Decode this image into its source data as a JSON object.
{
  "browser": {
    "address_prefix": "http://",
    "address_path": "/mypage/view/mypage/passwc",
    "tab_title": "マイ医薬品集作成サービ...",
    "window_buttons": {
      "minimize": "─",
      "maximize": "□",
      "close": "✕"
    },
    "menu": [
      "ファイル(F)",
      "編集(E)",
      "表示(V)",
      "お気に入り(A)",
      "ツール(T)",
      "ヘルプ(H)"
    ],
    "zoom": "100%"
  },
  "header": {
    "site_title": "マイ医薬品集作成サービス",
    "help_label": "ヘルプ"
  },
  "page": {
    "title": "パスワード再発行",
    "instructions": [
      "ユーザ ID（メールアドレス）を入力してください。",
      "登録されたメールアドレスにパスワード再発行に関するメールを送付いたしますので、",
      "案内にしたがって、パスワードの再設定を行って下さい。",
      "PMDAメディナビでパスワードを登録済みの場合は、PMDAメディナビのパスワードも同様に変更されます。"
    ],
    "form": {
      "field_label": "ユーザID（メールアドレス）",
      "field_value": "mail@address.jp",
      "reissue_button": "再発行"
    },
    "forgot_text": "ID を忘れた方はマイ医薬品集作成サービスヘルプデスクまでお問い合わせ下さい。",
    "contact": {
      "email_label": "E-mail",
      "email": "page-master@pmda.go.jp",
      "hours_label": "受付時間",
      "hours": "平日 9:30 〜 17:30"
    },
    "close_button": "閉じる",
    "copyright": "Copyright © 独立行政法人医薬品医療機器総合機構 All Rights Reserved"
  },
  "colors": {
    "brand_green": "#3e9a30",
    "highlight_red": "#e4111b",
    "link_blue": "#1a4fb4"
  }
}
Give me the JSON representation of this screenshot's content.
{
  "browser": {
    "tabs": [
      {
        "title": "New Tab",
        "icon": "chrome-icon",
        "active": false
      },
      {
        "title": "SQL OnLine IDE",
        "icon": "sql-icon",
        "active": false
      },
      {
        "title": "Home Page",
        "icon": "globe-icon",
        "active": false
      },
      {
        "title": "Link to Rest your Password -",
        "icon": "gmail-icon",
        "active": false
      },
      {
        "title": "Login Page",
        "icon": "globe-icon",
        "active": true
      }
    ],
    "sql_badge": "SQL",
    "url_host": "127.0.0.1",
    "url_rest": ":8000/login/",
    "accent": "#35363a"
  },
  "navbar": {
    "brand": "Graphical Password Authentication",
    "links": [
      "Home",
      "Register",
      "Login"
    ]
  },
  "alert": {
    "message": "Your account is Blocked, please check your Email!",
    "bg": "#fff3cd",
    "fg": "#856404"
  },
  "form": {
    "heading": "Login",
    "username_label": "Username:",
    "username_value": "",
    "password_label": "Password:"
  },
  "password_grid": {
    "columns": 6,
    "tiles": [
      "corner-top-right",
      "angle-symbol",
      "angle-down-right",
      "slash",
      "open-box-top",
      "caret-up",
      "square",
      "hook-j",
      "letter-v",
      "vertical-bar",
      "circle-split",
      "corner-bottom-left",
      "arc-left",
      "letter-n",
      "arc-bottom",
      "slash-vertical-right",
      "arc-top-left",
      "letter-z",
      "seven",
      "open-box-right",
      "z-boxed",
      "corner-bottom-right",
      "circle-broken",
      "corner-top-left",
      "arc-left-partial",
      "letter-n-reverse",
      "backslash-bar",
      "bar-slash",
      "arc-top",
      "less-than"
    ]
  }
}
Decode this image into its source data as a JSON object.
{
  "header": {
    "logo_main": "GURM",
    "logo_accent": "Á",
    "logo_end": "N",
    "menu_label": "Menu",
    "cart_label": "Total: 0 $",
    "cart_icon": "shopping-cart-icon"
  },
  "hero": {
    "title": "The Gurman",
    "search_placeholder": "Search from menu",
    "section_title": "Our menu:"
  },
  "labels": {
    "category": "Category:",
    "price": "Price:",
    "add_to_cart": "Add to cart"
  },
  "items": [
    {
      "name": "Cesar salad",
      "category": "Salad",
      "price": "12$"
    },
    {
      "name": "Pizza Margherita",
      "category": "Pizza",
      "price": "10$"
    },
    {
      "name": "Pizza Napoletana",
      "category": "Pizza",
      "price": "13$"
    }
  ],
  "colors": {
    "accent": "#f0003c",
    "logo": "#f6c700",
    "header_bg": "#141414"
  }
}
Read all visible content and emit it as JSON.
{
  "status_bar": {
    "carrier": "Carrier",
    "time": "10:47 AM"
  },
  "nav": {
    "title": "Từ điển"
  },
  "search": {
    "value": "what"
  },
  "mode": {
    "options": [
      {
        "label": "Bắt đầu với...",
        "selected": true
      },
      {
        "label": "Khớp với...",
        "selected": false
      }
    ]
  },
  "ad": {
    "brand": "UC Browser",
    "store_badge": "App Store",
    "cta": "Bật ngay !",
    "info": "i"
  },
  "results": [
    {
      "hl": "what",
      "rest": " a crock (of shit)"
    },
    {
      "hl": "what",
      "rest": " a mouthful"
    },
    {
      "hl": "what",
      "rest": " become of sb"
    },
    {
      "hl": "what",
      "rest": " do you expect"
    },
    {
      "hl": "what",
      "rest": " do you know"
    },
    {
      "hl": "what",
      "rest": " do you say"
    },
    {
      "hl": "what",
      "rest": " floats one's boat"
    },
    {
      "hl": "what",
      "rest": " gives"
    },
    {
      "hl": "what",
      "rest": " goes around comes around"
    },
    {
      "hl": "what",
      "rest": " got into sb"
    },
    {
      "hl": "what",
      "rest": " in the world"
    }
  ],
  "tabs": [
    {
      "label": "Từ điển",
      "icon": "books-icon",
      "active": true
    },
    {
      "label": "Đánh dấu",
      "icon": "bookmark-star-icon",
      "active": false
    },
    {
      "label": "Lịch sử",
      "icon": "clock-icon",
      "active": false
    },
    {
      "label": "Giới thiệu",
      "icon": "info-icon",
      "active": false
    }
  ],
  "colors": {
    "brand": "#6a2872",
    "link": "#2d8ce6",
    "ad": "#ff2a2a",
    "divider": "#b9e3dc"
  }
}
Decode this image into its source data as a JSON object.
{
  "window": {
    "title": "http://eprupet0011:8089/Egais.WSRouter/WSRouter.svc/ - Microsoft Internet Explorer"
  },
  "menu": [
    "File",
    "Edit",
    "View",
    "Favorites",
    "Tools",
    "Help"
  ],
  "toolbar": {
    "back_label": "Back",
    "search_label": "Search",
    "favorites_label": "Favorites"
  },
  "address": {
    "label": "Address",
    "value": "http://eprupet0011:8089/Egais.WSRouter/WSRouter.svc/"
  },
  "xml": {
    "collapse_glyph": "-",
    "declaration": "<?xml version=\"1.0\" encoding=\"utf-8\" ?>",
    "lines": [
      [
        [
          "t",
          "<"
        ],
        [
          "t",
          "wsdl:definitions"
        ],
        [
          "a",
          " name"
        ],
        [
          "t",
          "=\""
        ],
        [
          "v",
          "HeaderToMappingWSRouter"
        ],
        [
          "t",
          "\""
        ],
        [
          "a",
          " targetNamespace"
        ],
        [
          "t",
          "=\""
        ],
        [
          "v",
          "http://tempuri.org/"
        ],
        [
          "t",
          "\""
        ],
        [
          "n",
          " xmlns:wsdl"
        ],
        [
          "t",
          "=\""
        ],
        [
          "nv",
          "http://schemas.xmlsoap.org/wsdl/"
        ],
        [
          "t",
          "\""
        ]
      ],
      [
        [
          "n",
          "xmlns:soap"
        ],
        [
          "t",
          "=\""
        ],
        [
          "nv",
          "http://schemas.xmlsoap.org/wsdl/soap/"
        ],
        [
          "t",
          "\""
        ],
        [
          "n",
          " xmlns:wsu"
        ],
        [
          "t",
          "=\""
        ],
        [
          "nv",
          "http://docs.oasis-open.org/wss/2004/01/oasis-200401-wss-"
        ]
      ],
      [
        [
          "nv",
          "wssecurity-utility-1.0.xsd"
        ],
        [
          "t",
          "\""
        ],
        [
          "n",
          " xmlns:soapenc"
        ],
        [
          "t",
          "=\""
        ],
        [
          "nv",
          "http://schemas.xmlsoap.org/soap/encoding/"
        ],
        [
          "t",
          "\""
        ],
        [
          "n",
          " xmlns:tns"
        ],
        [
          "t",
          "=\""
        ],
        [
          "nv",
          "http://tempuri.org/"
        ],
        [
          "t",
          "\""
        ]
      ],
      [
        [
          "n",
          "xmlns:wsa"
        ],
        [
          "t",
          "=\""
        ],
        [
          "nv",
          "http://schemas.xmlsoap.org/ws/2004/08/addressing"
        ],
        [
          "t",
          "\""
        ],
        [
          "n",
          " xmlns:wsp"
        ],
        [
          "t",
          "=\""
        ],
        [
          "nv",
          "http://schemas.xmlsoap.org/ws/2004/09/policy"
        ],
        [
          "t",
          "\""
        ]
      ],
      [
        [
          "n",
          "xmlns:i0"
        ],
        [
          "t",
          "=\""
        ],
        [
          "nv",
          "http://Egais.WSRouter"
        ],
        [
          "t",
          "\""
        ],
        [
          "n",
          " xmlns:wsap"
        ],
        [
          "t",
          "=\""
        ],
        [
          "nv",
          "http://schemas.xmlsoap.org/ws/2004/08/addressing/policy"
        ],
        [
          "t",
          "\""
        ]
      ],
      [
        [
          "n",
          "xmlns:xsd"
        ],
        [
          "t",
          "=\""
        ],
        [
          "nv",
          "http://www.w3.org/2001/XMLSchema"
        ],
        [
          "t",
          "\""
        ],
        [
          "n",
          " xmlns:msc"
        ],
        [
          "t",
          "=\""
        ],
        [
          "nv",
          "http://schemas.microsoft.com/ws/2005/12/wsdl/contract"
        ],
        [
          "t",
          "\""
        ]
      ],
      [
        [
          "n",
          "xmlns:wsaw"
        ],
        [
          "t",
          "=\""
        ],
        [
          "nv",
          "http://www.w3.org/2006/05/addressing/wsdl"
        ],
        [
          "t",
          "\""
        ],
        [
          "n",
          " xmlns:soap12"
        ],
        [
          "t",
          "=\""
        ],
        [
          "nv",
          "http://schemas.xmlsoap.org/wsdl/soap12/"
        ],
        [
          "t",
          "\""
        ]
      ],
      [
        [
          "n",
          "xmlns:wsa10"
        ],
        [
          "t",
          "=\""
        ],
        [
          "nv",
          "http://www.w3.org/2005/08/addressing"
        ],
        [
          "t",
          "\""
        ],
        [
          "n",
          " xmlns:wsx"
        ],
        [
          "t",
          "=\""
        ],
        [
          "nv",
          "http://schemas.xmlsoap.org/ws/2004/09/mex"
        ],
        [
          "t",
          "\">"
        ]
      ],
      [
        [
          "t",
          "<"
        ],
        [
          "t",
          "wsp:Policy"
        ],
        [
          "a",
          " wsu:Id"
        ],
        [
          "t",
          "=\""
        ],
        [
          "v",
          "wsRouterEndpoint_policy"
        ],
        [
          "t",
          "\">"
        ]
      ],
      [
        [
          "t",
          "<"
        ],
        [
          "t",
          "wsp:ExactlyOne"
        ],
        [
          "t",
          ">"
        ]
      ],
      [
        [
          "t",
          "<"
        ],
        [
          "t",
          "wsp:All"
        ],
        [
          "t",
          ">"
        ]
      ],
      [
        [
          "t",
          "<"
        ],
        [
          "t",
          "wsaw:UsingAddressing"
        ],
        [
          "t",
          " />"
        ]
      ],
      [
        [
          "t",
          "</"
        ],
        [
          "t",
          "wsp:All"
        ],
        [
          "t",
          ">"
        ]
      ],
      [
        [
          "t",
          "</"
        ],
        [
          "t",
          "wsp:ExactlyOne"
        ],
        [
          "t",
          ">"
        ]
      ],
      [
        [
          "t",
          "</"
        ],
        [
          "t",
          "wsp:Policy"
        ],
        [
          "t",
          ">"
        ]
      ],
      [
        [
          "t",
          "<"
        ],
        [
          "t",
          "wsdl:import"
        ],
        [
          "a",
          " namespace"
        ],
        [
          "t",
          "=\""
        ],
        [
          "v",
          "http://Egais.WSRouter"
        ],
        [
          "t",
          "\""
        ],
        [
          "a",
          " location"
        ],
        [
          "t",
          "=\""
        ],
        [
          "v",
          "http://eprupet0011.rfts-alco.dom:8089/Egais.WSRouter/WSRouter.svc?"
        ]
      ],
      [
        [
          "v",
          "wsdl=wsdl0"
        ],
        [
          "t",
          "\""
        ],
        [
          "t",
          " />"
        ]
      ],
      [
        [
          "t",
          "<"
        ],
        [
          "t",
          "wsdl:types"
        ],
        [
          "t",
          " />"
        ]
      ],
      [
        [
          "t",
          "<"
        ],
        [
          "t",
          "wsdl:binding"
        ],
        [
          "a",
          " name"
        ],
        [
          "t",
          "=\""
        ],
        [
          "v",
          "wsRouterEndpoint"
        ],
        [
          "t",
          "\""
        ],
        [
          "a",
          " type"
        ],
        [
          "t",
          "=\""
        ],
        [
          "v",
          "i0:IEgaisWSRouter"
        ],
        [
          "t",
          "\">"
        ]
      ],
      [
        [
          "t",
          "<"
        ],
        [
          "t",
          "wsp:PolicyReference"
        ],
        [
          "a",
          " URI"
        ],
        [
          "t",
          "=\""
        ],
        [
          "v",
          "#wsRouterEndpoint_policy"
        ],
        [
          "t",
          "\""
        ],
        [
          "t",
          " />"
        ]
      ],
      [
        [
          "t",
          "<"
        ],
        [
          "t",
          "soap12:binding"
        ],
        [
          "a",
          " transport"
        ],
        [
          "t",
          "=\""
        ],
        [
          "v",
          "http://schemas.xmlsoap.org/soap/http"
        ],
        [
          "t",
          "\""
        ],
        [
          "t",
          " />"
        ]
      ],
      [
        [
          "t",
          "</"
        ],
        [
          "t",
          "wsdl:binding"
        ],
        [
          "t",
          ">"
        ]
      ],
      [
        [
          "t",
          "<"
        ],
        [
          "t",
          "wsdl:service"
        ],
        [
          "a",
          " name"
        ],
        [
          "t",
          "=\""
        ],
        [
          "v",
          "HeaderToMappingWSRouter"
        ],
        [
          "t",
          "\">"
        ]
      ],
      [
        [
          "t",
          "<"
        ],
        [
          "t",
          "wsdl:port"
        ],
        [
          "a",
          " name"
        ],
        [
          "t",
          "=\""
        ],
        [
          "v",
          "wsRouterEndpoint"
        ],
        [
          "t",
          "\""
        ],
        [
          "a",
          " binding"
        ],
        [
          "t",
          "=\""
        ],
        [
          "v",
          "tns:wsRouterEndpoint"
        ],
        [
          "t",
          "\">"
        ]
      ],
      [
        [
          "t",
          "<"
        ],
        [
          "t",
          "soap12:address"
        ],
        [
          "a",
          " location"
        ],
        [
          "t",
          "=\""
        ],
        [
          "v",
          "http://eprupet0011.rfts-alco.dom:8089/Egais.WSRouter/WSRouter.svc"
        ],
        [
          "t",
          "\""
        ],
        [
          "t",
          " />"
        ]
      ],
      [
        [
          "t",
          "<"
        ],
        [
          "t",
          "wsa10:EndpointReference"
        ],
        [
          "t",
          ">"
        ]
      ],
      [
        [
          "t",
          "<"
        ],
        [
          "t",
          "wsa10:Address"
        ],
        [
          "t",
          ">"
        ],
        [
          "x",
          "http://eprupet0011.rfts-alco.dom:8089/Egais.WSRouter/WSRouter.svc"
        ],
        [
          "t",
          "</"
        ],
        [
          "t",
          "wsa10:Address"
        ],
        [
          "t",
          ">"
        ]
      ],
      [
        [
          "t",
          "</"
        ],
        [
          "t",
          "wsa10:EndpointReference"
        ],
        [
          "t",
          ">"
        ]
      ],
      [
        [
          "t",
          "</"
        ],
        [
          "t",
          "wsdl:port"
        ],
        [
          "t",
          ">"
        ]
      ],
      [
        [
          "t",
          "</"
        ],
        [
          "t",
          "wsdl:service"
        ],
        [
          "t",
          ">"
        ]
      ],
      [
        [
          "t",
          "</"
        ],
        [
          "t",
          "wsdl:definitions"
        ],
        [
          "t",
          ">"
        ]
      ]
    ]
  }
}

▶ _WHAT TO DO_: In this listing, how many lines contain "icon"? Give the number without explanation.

▶ _ANSWER FOR THE TASK_: 10